*** EXERCISE INPUTS

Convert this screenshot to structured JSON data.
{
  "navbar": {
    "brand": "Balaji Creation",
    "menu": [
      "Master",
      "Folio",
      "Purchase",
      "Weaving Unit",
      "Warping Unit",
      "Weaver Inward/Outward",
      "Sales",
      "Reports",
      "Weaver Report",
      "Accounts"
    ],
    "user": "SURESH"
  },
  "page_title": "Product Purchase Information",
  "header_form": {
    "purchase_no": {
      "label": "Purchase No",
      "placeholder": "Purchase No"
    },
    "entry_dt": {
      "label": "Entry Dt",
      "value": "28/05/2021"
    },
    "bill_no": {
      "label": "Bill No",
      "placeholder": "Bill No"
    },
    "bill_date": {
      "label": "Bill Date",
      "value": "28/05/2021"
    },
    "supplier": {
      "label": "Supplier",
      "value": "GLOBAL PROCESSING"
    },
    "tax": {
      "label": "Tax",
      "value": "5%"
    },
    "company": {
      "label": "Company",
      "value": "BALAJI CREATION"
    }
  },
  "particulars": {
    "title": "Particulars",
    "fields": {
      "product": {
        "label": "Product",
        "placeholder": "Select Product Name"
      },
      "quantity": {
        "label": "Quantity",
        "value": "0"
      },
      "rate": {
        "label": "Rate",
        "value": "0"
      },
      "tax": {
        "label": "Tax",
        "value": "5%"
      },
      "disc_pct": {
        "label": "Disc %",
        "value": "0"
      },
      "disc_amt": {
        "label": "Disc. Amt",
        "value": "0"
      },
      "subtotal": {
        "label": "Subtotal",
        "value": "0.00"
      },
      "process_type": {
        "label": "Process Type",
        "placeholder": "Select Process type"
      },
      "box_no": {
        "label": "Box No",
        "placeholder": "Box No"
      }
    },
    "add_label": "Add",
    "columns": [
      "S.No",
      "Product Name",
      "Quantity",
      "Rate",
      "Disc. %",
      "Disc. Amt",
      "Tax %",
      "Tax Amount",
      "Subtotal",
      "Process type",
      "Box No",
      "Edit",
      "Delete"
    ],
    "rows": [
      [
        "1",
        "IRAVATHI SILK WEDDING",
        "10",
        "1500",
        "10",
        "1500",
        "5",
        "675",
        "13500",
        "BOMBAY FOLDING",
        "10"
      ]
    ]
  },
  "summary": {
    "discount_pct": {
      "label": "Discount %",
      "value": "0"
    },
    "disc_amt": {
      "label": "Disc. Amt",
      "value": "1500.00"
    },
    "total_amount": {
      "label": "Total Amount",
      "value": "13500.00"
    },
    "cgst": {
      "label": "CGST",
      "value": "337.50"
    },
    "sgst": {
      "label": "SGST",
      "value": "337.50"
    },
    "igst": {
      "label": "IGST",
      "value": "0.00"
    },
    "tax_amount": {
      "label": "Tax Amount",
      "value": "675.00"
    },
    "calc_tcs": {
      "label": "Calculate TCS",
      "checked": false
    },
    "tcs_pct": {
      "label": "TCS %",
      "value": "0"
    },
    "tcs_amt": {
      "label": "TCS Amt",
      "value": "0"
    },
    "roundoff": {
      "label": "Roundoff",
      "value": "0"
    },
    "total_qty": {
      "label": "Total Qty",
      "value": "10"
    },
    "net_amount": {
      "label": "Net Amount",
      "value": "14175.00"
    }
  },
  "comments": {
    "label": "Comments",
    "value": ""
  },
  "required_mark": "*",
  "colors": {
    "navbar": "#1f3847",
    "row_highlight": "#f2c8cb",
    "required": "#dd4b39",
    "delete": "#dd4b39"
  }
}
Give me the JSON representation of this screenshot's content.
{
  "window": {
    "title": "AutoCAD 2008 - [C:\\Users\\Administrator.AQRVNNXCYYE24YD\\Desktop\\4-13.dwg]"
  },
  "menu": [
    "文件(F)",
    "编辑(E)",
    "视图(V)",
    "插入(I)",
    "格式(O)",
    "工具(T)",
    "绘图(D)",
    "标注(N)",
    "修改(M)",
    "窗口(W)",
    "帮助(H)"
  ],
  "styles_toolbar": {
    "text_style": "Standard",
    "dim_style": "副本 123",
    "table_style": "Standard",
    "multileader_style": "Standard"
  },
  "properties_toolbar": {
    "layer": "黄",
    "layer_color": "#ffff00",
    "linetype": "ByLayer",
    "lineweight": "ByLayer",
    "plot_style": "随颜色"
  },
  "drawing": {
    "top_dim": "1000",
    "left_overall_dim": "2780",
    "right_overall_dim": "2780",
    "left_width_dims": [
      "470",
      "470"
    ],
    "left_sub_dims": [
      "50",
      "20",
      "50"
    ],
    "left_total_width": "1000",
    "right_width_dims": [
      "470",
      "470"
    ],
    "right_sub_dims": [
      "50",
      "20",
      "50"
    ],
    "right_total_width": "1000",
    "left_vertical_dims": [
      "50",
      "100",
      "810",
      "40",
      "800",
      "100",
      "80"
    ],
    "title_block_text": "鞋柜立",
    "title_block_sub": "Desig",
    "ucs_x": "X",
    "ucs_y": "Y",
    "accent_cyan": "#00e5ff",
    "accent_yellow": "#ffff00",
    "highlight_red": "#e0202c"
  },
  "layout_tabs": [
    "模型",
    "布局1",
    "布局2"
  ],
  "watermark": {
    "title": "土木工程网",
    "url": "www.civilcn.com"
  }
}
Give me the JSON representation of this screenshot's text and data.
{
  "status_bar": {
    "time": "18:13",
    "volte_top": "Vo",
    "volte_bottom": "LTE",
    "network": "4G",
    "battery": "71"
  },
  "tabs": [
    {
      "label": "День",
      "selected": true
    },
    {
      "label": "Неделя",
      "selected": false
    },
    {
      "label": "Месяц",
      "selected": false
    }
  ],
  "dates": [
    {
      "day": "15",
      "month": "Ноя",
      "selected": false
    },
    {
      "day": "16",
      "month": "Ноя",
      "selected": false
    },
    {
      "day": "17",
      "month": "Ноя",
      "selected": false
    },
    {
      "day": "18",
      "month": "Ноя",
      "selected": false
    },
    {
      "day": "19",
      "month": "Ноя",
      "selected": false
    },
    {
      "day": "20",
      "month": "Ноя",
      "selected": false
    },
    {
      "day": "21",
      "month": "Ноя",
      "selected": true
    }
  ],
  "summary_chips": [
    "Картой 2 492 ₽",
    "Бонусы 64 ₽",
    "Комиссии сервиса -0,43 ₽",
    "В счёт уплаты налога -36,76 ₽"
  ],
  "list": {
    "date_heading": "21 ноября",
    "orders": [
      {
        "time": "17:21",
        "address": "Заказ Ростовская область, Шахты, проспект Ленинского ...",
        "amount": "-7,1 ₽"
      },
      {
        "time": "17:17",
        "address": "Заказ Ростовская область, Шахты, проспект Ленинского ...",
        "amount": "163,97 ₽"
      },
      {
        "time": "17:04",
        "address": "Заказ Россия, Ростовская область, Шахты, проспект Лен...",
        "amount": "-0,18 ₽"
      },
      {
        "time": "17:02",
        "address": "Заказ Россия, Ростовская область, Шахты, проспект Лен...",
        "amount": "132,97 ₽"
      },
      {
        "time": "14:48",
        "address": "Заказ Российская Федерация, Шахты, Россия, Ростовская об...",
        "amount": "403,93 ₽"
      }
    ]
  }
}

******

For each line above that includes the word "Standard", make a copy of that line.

§ **WRITTEN RESPONSE**:
    "text_style": "Standard",
    "table_style": "Standard",
    "multileader_style": "Standard"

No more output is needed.